╭──

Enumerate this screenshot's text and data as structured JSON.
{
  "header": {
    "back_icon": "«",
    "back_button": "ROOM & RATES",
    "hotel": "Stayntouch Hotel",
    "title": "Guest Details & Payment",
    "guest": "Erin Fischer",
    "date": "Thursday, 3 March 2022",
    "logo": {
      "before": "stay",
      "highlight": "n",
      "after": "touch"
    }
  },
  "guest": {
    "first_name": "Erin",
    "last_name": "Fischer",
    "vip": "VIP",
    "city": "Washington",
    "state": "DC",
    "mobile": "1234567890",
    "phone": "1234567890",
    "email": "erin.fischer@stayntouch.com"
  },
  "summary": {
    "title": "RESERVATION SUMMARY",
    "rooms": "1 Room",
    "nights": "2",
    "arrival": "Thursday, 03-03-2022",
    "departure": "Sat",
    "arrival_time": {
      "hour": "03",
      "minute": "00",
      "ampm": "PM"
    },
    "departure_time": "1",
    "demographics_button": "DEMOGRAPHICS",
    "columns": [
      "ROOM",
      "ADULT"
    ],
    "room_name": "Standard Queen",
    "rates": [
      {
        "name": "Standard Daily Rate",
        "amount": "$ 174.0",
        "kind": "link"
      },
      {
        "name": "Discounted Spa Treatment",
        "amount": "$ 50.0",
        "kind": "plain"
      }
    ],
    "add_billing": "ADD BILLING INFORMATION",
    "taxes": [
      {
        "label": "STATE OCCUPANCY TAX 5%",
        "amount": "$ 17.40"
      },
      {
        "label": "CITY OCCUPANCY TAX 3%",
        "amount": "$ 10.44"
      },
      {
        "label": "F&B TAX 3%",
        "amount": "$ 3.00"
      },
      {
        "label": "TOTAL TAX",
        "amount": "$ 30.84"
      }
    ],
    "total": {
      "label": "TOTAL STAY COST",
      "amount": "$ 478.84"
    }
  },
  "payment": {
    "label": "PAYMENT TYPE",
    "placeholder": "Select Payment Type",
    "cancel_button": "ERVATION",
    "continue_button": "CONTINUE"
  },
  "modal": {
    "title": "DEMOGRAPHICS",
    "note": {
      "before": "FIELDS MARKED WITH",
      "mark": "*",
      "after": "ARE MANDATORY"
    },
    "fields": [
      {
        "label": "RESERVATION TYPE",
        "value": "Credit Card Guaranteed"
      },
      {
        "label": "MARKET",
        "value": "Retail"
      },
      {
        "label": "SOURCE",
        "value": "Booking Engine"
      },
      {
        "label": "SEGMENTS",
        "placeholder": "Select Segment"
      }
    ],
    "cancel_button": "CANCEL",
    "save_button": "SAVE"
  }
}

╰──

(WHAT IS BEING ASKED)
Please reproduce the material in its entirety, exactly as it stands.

(ANSWER SECTION)
Enumerate this screenshot's text and data as structured JSON.
{
  "header": {
    "back_icon": "«",
    "back_button": "ROOM & RATES",
    "hotel": "Stayntouch Hotel",
    "title": "Guest Details & Payment",
    "guest": "Erin Fischer",
    "date": "Thursday, 3 March 2022",
    "logo": {
      "before": "stay",
      "highlight": "n",
      "after": "touch"
    }
  },
  "guest": {
    "first_name": "Erin",
    "last_name": "Fischer",
    "vip": "VIP",
    "city": "Washington",
    "state": "DC",
    "mobile": "1234567890",
    "phone": "1234567890",
    "email": "erin.fischer@stayntouch.com"
  },
  "summary": {
    "title": "RESERVATION SUMMARY",
    "rooms": "1 Room",
    "nights": "2",
    "arrival": "Thursday, 03-03-2022",
    "departure": "Sat",
    "arrival_time": {
      "hour": "03",
      "minute": "00",
      "ampm": "PM"
    },
    "departure_time": "1",
    "demographics_button": "DEMOGRAPHICS",
    "columns": [
      "ROOM",
      "ADULT"
    ],
    "room_name": "Standard Queen",
    "rates": [
      {
        "name": "Standard Daily Rate",
        "amount": "$ 174.0",
        "kind": "link"
      },
      {
        "name": "Discounted Spa Treatment",
        "amount": "$ 50.0",
        "kind": "plain"
      }
    ],
    "add_billing": "ADD BILLING INFORMATION",
    "taxes": [
      {
        "label": "STATE OCCUPANCY TAX 5%",
        "amount": "$ 17.40"
      },
      {
        "label": "CITY OCCUPANCY TAX 3%",
        "amount": "$ 10.44"
      },
      {
        "label": "F&B TAX 3%",
        "amount": "$ 3.00"
      },
      {
        "label": "TOTAL TAX",
        "amount": "$ 30.84"
      }
    ],
    "total": {
      "label": "TOTAL STAY COST",
      "amount": "$ 478.84"
    }
  },
  "payment": {
    "label": "PAYMENT TYPE",
    "placeholder": "Select Payment Type",
    "cancel_button": "ERVATION",
    "continue_button": "CONTINUE"
  },
  "modal": {
    "title": "DEMOGRAPHICS",
    "note": {
      "before": "FIELDS MARKED WITH",
      "mark": "*",
      "after": "ARE MANDATORY"
    },
    "fields": [
      {
        "label": "RESERVATION TYPE",
        "value": "Credit Card Guaranteed"
      },
      {
        "label": "MARKET",
        "value": "Retail"
      },
      {
        "label": "SOURCE",
        "value": "Booking Engine"
      },
      {
        "label": "SEGMENTS",
        "placeholder": "Select Segment"
      }
    ],
    "cancel_button": "CANCEL",
    "save_button": "SAVE"
  }
}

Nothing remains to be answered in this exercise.